▶ _WHAT TO DO_: Look through the entries below and report every line that has "ksoftirqd".

▶ _DATA SUPPLIED_:
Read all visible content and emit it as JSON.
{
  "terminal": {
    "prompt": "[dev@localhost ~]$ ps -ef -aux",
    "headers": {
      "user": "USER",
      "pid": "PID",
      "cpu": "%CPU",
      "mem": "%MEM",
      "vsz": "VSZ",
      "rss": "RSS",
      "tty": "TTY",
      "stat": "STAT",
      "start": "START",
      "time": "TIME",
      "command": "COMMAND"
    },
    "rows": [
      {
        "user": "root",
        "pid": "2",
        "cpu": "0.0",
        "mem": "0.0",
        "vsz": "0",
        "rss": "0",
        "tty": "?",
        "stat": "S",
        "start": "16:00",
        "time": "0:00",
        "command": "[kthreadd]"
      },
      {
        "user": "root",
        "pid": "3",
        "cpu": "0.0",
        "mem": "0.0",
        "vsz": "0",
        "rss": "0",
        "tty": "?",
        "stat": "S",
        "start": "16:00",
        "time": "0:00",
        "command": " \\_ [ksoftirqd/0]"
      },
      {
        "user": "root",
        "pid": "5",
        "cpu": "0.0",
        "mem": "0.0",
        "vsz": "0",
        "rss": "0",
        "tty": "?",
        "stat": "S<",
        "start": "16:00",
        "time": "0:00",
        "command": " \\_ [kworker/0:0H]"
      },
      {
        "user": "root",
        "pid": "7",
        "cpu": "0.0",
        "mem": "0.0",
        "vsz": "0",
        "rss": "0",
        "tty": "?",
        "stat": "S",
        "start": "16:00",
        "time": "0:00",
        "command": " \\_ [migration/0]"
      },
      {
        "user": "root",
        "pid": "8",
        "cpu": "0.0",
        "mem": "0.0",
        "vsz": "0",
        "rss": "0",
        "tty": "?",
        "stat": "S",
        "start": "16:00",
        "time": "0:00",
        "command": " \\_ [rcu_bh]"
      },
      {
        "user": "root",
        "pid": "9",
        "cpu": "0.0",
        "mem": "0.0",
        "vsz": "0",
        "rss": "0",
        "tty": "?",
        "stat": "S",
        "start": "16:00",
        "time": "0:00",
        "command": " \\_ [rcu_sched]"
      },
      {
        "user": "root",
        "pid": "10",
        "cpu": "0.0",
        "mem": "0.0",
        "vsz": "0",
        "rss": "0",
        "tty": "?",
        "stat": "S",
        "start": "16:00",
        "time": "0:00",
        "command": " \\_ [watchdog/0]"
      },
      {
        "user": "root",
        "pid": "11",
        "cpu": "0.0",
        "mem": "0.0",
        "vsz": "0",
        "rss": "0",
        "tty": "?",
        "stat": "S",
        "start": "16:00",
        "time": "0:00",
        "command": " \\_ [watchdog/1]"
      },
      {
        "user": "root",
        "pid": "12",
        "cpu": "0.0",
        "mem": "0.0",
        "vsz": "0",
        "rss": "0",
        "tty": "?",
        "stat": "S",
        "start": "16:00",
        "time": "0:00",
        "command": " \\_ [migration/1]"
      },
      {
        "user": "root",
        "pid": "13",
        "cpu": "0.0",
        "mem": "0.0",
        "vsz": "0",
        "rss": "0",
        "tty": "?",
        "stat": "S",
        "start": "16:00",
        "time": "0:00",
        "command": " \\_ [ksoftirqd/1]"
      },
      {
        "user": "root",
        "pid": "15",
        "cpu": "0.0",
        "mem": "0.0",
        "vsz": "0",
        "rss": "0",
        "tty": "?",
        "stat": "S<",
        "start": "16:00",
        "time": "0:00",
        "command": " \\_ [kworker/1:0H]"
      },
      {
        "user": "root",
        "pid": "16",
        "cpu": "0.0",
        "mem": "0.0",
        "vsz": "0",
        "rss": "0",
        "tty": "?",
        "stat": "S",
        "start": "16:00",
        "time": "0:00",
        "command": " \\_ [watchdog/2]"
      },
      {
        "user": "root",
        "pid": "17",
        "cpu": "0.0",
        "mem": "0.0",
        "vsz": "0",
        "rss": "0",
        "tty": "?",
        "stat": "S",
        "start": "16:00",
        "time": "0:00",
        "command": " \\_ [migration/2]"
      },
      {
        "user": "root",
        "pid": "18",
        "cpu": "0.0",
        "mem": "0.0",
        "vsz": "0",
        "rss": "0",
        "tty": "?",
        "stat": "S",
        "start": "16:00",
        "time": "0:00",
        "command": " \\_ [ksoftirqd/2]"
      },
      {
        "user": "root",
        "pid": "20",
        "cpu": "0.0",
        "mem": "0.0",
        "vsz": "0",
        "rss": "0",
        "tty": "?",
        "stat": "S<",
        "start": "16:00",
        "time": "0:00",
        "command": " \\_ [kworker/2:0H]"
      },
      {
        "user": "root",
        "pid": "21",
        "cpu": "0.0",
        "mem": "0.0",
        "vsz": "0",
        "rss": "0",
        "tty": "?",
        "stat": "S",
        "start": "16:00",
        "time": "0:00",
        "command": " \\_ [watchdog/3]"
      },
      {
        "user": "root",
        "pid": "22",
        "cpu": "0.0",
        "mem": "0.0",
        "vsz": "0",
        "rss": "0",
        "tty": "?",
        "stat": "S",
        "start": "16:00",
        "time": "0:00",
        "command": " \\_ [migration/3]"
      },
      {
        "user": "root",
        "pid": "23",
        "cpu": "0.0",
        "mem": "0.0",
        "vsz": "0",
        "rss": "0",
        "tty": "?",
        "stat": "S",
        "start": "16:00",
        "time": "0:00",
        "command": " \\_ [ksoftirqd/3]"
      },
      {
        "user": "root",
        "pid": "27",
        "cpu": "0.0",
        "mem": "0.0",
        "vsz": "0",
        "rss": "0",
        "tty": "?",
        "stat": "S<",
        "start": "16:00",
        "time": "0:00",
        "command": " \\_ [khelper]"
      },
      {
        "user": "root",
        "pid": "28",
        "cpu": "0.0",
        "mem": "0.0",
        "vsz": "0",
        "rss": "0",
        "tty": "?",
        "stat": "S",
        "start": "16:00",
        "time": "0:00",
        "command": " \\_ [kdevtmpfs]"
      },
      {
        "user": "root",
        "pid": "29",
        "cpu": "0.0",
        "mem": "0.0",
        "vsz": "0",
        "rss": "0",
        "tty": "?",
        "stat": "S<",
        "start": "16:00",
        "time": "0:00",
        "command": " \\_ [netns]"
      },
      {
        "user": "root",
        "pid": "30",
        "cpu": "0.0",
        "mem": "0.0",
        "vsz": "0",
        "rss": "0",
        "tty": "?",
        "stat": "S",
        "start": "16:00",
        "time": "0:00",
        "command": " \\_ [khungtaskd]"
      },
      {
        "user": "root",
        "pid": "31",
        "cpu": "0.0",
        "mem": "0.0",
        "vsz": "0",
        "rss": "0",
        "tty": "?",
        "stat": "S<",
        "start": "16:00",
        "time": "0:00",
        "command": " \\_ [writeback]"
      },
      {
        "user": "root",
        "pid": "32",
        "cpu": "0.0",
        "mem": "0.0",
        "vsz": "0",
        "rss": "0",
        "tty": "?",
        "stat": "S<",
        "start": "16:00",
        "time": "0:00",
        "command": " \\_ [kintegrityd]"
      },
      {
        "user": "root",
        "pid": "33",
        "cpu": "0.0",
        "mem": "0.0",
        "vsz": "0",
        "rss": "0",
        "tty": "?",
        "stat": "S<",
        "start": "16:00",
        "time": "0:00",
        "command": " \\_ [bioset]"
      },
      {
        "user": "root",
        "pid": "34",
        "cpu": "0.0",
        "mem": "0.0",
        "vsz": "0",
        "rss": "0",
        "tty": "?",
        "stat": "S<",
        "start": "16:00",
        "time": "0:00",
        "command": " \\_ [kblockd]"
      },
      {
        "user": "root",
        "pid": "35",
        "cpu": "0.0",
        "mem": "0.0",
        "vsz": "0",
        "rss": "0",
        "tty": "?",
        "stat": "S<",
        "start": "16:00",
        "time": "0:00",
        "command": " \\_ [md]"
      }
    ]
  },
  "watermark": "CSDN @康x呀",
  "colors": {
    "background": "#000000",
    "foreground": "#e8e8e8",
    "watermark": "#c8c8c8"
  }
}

▶ _WRITTEN SOLUTION_:
        "command": " \\_ [ksoftirqd/0]"
        "command": " \\_ [ksoftirqd/1]"
        "command": " \\_ [ksoftirqd/2]"
        "command": " \\_ [ksoftirqd/3]"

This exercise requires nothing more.